A year after four malnourished boys were taken from their adoptive home, the children have doubled in weight and are rapidly recovering from years of neglect, state officials said.
A neighbor found Bruce Jackson, 19, rummaging through the trash for food before dawn on Oct. 10, 2003. The teenager was so small -- 45 pounds and 4 feet tall -- that police thought he was only 9 or 10.
He now is around 100 pounds and nearly 5 feet tall, state Human Services Commissioner James Davy said.
The three younger boys -- Michael, Keith and Tyrone -- are living in a foster home together.
Two adopted sisters and a foster sister were of normal size.
The children's parents, Raymond and Vanessa Jackson, are charged with aggravated assault and child endangerment. Authorities said they systematically kept the boys from eating and at times the children subsisted on pancake batter and gnawed on wallboard.
At least once a week, the boys see Bruce and the two adopted girls, who are also living in other homes, Davy said.
Davy said the three younger boys were doing somersaults and shooting baskets when he saw them recently. They are attending school and rooting for the Philadelphia Eagles, he said.
"It's a very loving, nurturing foster home," he said.
Marcia Robinson Lowry, the director of New York-based Children's Rights Inc., is suing the state of New Jersey on behalf of the three younger boys. Because Bruce Jackson is an adult, he has his own attorney.
Raymond and Vanessa Jackson, who are free on bail, have moved out of the home they had rented in Collingswood and have not spoken to reporters.
Lawyers for the couple say the boys' small sizes were the result of eating disorders.
"The defense that the four boys had eating disorders is absolutely nuts," Davy said. "It's blown out of the water by the fact that all four of them have more than doubled their weight and grown substantially in stature."
The New Jersey Department of Youth and Family Services became part of the Jackson case because caseworkers regularly checked on the family's foster child but did not take action about the bone-thin boys.
Since the boys were found, more than 300 caseworkers have been hired, with plans to add more in the next few months.
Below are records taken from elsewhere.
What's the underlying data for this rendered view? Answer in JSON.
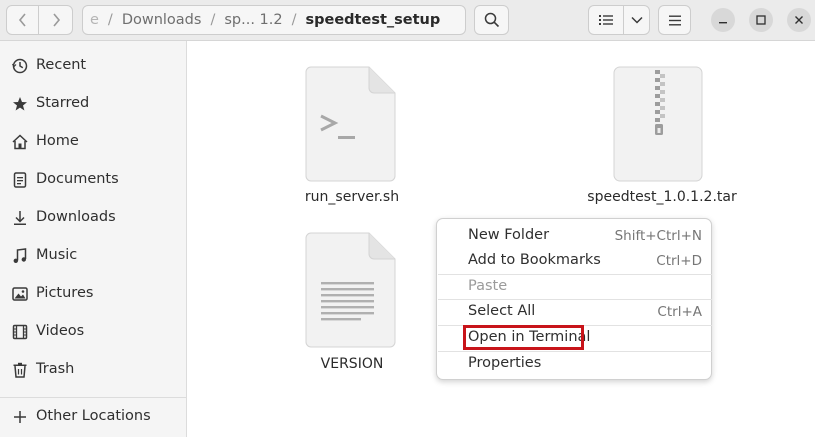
{
  "header": {
    "path": {
      "crumbs": [
        "e",
        "Downloads",
        "sp... 1.2",
        "speedtest_setup"
      ],
      "separator": "/"
    },
    "icons": {
      "back": "chevron-left-icon",
      "forward": "chevron-right-icon",
      "path_menu": "vertical-dots-icon",
      "search": "search-icon",
      "list_view": "list-view-icon",
      "view_options": "chevron-down-icon",
      "main_menu": "hamburger-menu-icon",
      "minimize": "minimize-icon",
      "maximize": "maximize-icon",
      "close": "close-icon"
    }
  },
  "sidebar": {
    "items": [
      {
        "label": "Recent",
        "icon": "clock-icon"
      },
      {
        "label": "Starred",
        "icon": "star-icon"
      },
      {
        "label": "Home",
        "icon": "home-icon"
      },
      {
        "label": "Documents",
        "icon": "document-icon"
      },
      {
        "label": "Downloads",
        "icon": "download-icon"
      },
      {
        "label": "Music",
        "icon": "music-note-icon"
      },
      {
        "label": "Pictures",
        "icon": "picture-icon"
      },
      {
        "label": "Videos",
        "icon": "film-icon"
      },
      {
        "label": "Trash",
        "icon": "trash-icon"
      }
    ],
    "other_locations": {
      "label": "Other Locations",
      "icon": "plus-icon"
    }
  },
  "files": [
    {
      "name": "run_server.sh",
      "icon": "shell-script-icon"
    },
    {
      "name": "speedtest_1.0.1.2.tar",
      "icon": "archive-icon"
    },
    {
      "name": "VERSION",
      "icon": "text-file-icon"
    }
  ],
  "context_menu": {
    "items": [
      {
        "label": "New Folder",
        "shortcut": "Shift+Ctrl+N"
      },
      {
        "label": "Add to Bookmarks",
        "shortcut": "Ctrl+D"
      },
      {
        "label": "Paste",
        "shortcut": "",
        "disabled": true
      },
      {
        "label": "Select All",
        "shortcut": "Ctrl+A"
      },
      {
        "label": "Open in Terminal",
        "shortcut": "",
        "highlighted": true
      },
      {
        "label": "Properties",
        "shortcut": ""
      }
    ]
  },
  "colors": {
    "highlight_box": "#c8141a",
    "header_bg": "#ebebeb",
    "sidebar_bg": "#f5f5f5"
  }
}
Foster families are being vigorously recruited. Nearly 5,000 children in foster care -- about half the state's total -- now have a managed health care plan.
But to Lowry, whose nonprofit advocacy group filed the lawsuit that led to a settlement over how to reform DYFS, the lessons from the Jackson case were broad and horrific.
"It told us how terrible, how incredibly neglectful the system really can be," Lowry said.